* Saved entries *
====

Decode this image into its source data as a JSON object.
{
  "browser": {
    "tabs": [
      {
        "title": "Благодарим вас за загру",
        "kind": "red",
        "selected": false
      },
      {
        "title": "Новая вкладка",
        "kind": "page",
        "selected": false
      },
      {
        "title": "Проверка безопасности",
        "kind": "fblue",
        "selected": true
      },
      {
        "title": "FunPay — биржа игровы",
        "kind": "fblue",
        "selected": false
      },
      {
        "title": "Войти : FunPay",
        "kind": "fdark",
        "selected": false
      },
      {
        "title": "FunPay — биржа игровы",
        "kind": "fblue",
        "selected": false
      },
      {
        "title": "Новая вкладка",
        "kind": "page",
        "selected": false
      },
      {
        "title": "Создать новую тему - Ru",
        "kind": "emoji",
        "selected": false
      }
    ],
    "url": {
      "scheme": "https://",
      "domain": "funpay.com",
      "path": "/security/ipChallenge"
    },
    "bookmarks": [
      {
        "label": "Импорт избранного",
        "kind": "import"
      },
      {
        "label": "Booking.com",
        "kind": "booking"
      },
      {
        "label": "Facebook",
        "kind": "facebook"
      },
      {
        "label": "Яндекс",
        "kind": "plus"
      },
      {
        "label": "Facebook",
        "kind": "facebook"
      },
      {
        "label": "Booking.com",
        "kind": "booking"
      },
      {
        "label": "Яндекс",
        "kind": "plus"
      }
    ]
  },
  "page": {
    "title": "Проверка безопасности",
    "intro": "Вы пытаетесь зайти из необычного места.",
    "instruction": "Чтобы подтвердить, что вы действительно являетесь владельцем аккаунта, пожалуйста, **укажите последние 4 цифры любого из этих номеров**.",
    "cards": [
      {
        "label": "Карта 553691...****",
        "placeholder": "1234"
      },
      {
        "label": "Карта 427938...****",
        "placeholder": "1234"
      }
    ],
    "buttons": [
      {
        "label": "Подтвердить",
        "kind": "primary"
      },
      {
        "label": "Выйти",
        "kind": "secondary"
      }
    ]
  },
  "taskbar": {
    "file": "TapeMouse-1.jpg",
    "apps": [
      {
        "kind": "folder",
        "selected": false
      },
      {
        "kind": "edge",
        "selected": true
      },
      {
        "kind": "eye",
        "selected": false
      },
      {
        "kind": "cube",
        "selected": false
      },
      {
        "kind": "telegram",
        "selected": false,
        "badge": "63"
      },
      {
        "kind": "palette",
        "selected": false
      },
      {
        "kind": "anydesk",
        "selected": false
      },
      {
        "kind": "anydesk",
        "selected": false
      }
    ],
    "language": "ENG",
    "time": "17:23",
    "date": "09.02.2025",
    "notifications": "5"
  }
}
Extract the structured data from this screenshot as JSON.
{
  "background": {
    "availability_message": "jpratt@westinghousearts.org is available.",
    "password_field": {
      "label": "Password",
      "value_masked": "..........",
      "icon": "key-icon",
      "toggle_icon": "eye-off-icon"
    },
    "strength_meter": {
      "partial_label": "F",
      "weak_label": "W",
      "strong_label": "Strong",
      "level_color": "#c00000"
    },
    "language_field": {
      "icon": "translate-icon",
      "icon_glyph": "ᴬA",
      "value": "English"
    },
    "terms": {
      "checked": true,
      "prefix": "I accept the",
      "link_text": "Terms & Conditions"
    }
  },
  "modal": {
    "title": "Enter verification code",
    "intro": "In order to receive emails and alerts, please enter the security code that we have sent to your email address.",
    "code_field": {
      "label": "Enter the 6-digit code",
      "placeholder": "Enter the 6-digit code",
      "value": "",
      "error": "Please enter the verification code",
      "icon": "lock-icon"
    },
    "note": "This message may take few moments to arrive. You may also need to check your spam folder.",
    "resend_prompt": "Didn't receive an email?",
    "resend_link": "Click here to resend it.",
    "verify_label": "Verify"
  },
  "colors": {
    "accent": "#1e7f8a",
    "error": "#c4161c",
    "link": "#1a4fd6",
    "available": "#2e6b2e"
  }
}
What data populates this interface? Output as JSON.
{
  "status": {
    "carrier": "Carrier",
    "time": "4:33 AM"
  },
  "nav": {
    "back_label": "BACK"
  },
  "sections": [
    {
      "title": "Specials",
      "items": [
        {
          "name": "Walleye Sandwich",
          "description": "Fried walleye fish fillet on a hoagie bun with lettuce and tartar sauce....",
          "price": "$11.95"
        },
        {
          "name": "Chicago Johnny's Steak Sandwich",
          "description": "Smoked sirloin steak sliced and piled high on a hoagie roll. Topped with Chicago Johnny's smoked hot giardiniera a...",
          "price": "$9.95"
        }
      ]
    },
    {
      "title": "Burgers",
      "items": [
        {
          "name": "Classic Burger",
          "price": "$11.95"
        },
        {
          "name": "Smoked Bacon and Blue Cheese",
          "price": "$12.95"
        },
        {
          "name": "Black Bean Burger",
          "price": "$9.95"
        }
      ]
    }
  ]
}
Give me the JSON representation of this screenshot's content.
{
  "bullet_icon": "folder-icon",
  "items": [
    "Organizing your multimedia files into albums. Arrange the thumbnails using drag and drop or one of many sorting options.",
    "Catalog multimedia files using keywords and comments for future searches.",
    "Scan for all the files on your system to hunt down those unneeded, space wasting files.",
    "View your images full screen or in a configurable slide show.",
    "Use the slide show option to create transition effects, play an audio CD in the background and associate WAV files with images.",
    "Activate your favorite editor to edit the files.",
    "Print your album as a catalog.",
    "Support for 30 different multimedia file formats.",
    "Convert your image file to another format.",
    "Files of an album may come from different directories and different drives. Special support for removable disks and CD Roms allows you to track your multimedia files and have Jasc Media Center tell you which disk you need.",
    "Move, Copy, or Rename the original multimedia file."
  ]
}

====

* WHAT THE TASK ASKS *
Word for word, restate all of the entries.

* WRITTEN SOLUTION *
Decode this image into its source data as a JSON object.
{
  "browser": {
    "tabs": [
      {
        "title": "Благодарим вас за загру",
        "kind": "red",
        "selected": false
      },
      {
        "title": "Новая вкладка",
        "kind": "page",
        "selected": false
      },
      {
        "title": "Проверка безопасности",
        "kind": "fblue",
        "selected": true
      },
      {
        "title": "FunPay — биржа игровы",
        "kind": "fblue",
        "selected": false
      },
      {
        "title": "Войти : FunPay",
        "kind": "fdark",
        "selected": false
      },
      {
        "title": "FunPay — биржа игровы",
        "kind": "fblue",
        "selected": false
      },
      {
        "title": "Новая вкладка",
        "kind": "page",
        "selected": false
      },
      {
        "title": "Создать новую тему - Ru",
        "kind": "emoji",
        "selected": false
      }
    ],
    "url": {
      "scheme": "https://",
      "domain": "funpay.com",
      "path": "/security/ipChallenge"
    },
    "bookmarks": [
      {
        "label": "Импорт избранного",
        "kind": "import"
      },
      {
        "label": "Booking.com",
        "kind": "booking"
      },
      {
        "label": "Facebook",
        "kind": "facebook"
      },
      {
        "label": "Яндекс",
        "kind": "plus"
      },
      {
        "label": "Facebook",
        "kind": "facebook"
      },
      {
        "label": "Booking.com",
        "kind": "booking"
      },
      {
        "label": "Яндекс",
        "kind": "plus"
      }
    ]
  },
  "page": {
    "title": "Проверка безопасности",
    "intro": "Вы пытаетесь зайти из необычного места.",
    "instruction": "Чтобы подтвердить, что вы действительно являетесь владельцем аккаунта, пожалуйста, **укажите последние 4 цифры любого из этих номеров**.",
    "cards": [
      {
        "label": "Карта 553691...****",
        "placeholder": "1234"
      },
      {
        "label": "Карта 427938...****",
        "placeholder": "1234"
      }
    ],
    "buttons": [
      {
        "label": "Подтвердить",
        "kind": "primary"
      },
      {
        "label": "Выйти",
        "kind": "secondary"
      }
    ]
  },
  "taskbar": {
    "file": "TapeMouse-1.jpg",
    "apps": [
      {
        "kind": "folder",
        "selected": false
      },
      {
        "kind": "edge",
        "selected": true
      },
      {
        "kind": "eye",
        "selected": false
      },
      {
        "kind": "cube",
        "selected": false
      },
      {
        "kind": "telegram",
        "selected": false,
        "badge": "63"
      },
      {
        "kind": "palette",
        "selected": false
      },
      {
        "kind": "anydesk",
        "selected": false
      },
      {
        "kind": "anydesk",
        "selected": false
      }
    ],
    "language": "ENG",
    "time": "17:23",
    "date": "09.02.2025",
    "notifications": "5"
  }
}
Extract the structured data from this screenshot as JSON.
{
  "background": {
    "availability_message": "jpratt@westinghousearts.org is available.",
    "password_field": {
      "label": "Password",
      "value_masked": "..........",
      "icon": "key-icon",
      "toggle_icon": "eye-off-icon"
    },
    "strength_meter": {
      "partial_label": "F",
      "weak_label": "W",
      "strong_label": "Strong",
      "level_color": "#c00000"
    },
    "language_field": {
      "icon": "translate-icon",
      "icon_glyph": "ᴬA",
      "value": "English"
    },
    "terms": {
      "checked": true,
      "prefix": "I accept the",
      "link_text": "Terms & Conditions"
    }
  },
  "modal": {
    "title": "Enter verification code",
    "intro": "In order to receive emails and alerts, please enter the security code that we have sent to your email address.",
    "code_field": {
      "label": "Enter the 6-digit code",
      "placeholder": "Enter the 6-digit code",
      "value": "",
      "error": "Please enter the verification code",
      "icon": "lock-icon"
    },
    "note": "This message may take few moments to arrive. You may also need to check your spam folder.",
    "resend_prompt": "Didn't receive an email?",
    "resend_link": "Click here to resend it.",
    "verify_label": "Verify"
  },
  "colors": {
    "accent": "#1e7f8a",
    "error": "#c4161c",
    "link": "#1a4fd6",
    "available": "#2e6b2e"
  }
}
What data populates this interface? Output as JSON.
{
  "status": {
    "carrier": "Carrier",
    "time": "4:33 AM"
  },
  "nav": {
    "back_label": "BACK"
  },
  "sections": [
    {
      "title": "Specials",
      "items": [
        {
          "name": "Walleye Sandwich",
          "description": "Fried walleye fish fillet on a hoagie bun with lettuce and tartar sauce....",
          "price": "$11.95"
        },
        {
          "name": "Chicago Johnny's Steak Sandwich",
          "description": "Smoked sirloin steak sliced and piled high on a hoagie roll. Topped with Chicago Johnny's smoked hot giardiniera a...",
          "price": "$9.95"
        }
      ]
    },
    {
      "title": "Burgers",
      "items": [
        {
          "name": "Classic Burger",
          "price": "$11.95"
        },
        {
          "name": "Smoked Bacon and Blue Cheese",
          "price": "$12.95"
        },
        {
          "name": "Black Bean Burger",
          "price": "$9.95"
        }
      ]
    }
  ]
}
Give me the JSON representation of this screenshot's content.
{
  "bullet_icon": "folder-icon",
  "items": [
    "Organizing your multimedia files into albums. Arrange the thumbnails using drag and drop or one of many sorting options.",
    "Catalog multimedia files using keywords and comments for future searches.",
    "Scan for all the files on your system to hunt down those unneeded, space wasting files.",
    "View your images full screen or in a configurable slide show.",
    "Use the slide show option to create transition effects, play an audio CD in the background and associate WAV files with images.",
    "Activate your favorite editor to edit the files.",
    "Print your album as a catalog.",
    "Support for 30 different multimedia file formats.",
    "Convert your image file to another format.",
    "Files of an album may come from different directories and different drives. Special support for removable disks and CD Roms allows you to track your multimedia files and have Jasc Media Center tell you which disk you need.",
    "Move, Copy, or Rename the original multimedia file."
  ]
}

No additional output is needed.